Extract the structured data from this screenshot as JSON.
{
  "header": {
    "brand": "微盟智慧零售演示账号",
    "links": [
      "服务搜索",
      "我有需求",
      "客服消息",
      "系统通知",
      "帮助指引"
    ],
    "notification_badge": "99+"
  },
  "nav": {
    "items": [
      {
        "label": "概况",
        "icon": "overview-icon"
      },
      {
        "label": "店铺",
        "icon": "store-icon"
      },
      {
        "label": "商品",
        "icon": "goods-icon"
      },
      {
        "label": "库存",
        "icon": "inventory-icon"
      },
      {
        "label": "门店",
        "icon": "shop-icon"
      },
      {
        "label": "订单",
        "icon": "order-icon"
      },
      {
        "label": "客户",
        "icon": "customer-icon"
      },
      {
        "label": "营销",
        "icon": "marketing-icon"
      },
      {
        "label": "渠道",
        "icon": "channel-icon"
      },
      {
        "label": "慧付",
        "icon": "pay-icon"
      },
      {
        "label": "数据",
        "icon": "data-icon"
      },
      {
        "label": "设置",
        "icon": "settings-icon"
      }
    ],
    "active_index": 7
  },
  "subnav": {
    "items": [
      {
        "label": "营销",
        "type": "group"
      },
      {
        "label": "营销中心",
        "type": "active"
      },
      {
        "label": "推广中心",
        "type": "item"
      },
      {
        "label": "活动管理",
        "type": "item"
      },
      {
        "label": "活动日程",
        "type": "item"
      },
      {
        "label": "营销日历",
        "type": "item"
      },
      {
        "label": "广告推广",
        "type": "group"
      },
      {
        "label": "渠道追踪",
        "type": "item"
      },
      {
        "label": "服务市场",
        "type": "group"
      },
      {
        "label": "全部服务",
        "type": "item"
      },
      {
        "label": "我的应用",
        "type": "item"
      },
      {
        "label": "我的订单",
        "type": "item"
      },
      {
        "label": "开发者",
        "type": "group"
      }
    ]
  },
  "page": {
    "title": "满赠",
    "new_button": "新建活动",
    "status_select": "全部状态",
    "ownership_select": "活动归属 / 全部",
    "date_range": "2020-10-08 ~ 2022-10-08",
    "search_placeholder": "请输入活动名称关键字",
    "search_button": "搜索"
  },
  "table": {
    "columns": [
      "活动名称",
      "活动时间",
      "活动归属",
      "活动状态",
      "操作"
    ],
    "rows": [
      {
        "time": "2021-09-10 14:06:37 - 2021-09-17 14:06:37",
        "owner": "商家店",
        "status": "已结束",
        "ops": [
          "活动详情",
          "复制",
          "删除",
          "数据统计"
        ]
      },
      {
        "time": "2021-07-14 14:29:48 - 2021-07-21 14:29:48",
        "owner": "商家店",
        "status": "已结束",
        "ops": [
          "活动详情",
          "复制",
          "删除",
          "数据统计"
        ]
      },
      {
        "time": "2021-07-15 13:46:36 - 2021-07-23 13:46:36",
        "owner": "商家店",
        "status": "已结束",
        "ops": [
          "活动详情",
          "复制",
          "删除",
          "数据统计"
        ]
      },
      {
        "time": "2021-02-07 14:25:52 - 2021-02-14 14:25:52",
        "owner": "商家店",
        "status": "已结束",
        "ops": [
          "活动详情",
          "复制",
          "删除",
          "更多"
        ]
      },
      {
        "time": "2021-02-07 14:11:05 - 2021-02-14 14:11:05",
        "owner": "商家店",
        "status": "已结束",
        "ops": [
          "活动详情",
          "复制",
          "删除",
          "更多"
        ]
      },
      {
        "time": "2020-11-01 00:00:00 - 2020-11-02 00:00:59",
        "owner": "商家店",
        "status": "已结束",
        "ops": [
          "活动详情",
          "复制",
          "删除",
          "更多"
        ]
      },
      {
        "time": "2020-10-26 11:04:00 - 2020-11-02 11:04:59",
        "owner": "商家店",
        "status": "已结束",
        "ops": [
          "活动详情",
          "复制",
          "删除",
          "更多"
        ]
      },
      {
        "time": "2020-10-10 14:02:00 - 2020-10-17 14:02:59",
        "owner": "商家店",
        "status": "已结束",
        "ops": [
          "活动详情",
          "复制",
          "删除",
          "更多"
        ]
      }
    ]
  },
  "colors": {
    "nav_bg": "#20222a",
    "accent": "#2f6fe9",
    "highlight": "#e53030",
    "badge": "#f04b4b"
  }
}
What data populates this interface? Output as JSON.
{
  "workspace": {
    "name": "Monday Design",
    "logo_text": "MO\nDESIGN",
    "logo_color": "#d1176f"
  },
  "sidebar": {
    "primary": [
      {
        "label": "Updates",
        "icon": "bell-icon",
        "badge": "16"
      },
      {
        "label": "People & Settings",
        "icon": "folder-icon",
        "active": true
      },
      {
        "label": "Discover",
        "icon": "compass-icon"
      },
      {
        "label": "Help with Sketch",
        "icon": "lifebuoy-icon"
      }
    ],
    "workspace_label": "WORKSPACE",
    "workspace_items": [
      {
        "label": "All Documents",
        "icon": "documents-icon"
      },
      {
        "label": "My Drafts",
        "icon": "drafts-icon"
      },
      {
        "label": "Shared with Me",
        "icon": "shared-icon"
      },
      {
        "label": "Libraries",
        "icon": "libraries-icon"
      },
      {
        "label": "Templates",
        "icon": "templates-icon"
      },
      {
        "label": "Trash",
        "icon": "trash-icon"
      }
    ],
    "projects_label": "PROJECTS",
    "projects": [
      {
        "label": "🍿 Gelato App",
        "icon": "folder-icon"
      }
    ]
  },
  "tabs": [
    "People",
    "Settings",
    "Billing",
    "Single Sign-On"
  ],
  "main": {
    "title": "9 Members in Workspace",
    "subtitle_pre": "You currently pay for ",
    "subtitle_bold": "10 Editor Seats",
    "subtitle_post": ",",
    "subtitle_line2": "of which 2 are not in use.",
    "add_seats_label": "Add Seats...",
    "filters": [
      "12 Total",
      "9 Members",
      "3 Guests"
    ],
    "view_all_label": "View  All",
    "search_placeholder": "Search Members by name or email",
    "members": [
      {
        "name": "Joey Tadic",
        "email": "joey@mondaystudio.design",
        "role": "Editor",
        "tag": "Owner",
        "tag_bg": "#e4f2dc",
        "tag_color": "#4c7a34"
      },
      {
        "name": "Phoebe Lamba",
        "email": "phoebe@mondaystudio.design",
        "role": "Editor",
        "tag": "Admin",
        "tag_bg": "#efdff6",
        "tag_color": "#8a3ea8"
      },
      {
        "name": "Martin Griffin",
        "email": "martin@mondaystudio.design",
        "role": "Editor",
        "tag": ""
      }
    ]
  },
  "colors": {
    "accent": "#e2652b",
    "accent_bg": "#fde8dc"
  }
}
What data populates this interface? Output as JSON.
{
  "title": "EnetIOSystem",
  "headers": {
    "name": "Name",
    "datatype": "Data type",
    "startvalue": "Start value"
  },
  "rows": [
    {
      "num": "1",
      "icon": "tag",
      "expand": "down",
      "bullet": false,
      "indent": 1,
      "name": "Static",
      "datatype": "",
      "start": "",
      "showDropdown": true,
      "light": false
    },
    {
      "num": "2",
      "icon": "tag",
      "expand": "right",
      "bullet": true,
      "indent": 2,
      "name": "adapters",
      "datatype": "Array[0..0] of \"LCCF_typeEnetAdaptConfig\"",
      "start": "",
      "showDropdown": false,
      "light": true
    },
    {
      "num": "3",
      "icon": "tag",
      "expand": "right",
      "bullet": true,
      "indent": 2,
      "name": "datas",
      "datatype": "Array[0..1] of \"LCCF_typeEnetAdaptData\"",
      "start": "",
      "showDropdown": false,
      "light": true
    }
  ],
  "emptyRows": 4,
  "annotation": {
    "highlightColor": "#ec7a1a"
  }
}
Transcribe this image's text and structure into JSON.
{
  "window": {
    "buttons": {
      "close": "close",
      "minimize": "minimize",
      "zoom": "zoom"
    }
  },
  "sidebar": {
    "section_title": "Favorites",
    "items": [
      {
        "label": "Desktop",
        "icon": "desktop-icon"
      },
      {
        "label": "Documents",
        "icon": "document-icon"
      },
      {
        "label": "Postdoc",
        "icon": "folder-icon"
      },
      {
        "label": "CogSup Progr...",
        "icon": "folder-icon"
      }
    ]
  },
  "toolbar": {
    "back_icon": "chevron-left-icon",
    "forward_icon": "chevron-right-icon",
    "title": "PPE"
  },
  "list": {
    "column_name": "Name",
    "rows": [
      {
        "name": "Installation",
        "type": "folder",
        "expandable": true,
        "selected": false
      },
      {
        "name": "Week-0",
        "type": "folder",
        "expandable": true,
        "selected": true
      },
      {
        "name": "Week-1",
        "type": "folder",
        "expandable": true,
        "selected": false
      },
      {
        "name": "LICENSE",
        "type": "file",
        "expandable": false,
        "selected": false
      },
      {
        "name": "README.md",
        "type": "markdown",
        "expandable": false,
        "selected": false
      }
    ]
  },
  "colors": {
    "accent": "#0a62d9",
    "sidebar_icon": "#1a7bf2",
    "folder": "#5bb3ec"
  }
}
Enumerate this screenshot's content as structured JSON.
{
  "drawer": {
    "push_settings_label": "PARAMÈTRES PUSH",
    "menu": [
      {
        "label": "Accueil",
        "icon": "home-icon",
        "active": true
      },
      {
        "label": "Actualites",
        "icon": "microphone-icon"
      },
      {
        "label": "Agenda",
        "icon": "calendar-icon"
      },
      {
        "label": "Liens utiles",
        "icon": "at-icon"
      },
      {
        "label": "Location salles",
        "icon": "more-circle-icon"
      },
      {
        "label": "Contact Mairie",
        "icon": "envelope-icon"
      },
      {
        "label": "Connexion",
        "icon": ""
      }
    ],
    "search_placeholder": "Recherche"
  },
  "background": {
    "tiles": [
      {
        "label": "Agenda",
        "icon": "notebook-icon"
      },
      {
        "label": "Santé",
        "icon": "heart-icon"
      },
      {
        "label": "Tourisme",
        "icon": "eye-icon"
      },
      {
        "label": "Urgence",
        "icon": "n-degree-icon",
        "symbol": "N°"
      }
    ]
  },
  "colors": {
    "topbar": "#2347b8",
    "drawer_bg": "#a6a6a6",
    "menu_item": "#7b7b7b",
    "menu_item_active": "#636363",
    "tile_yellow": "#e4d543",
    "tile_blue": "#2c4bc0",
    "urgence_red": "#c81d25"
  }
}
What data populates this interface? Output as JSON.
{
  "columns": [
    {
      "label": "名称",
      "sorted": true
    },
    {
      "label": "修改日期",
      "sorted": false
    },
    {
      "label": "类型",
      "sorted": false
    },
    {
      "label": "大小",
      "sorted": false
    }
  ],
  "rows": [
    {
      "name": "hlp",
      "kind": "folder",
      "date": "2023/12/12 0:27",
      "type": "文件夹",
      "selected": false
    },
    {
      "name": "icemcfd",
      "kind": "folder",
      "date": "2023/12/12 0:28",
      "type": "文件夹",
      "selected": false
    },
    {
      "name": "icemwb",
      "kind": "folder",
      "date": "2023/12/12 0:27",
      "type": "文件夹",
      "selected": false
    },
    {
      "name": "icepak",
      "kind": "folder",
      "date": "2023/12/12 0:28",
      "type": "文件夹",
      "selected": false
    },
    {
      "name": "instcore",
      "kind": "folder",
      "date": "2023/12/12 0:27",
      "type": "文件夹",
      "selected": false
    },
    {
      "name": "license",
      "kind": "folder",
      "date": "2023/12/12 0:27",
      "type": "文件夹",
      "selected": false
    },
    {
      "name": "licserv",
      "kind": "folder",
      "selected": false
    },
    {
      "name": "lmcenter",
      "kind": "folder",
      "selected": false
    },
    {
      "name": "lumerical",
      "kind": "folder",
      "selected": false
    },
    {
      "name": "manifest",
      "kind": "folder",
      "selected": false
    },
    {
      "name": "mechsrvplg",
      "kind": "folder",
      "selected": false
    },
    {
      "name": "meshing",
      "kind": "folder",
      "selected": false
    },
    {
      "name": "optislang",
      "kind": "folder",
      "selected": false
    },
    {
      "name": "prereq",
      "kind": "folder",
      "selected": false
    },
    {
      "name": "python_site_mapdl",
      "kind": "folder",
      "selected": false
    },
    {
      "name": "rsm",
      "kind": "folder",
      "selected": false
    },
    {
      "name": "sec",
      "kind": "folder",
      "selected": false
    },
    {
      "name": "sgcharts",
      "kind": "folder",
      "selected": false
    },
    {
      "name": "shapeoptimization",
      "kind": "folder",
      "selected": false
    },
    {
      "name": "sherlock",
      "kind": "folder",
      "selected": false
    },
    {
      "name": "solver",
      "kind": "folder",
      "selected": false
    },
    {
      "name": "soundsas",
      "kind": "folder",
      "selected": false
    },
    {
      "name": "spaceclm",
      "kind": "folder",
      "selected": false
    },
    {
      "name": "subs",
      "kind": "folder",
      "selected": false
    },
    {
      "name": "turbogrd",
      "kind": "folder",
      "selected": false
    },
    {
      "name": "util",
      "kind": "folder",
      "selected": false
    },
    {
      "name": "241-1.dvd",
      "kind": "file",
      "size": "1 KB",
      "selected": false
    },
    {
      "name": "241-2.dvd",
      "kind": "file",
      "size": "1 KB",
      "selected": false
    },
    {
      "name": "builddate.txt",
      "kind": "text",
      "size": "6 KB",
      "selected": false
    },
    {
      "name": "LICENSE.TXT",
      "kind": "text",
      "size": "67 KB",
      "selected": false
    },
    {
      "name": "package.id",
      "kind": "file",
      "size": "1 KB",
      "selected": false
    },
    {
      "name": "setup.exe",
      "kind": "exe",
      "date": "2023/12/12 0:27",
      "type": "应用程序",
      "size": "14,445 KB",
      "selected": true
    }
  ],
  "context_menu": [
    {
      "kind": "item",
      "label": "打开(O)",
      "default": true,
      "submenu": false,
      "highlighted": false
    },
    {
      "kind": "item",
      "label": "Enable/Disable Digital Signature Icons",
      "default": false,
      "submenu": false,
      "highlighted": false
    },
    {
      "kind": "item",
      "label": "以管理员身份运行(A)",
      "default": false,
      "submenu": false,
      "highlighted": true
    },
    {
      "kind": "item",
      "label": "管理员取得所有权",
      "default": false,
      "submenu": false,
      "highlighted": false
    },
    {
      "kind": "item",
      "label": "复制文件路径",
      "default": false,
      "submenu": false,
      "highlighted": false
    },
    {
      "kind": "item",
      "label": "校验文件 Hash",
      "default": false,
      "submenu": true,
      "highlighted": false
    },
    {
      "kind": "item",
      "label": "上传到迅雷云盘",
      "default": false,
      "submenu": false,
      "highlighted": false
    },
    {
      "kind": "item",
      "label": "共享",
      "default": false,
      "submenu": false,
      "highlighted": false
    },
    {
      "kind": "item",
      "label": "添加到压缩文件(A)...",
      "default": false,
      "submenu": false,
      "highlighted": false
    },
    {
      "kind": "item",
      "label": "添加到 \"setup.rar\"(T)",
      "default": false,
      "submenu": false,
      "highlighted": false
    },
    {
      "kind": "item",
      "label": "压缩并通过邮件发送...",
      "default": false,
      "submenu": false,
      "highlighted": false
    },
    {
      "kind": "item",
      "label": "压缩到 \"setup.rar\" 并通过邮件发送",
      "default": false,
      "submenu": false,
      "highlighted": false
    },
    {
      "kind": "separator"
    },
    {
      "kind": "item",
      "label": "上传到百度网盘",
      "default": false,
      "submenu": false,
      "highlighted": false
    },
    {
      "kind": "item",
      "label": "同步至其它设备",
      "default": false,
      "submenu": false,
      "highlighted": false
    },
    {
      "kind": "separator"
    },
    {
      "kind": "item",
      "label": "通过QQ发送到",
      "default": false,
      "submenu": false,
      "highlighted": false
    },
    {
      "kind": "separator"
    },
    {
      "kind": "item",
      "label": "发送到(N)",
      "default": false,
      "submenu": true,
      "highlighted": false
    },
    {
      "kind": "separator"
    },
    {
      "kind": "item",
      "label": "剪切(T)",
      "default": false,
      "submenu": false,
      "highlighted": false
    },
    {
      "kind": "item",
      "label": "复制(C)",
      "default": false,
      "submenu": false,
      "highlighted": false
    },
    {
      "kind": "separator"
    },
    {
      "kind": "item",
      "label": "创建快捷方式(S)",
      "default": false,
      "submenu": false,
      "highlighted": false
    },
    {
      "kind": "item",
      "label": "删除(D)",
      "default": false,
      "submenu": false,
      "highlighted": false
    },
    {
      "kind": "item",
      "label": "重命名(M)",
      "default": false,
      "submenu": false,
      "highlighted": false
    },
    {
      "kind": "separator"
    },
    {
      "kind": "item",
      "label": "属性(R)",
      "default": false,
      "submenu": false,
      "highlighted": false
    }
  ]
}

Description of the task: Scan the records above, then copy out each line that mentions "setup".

Written response:
      "name": "setup.exe",
      "label": "添加到 \"setup.rar\"(T)",
      "label": "压缩到 \"setup.rar\" 并通过邮件发送",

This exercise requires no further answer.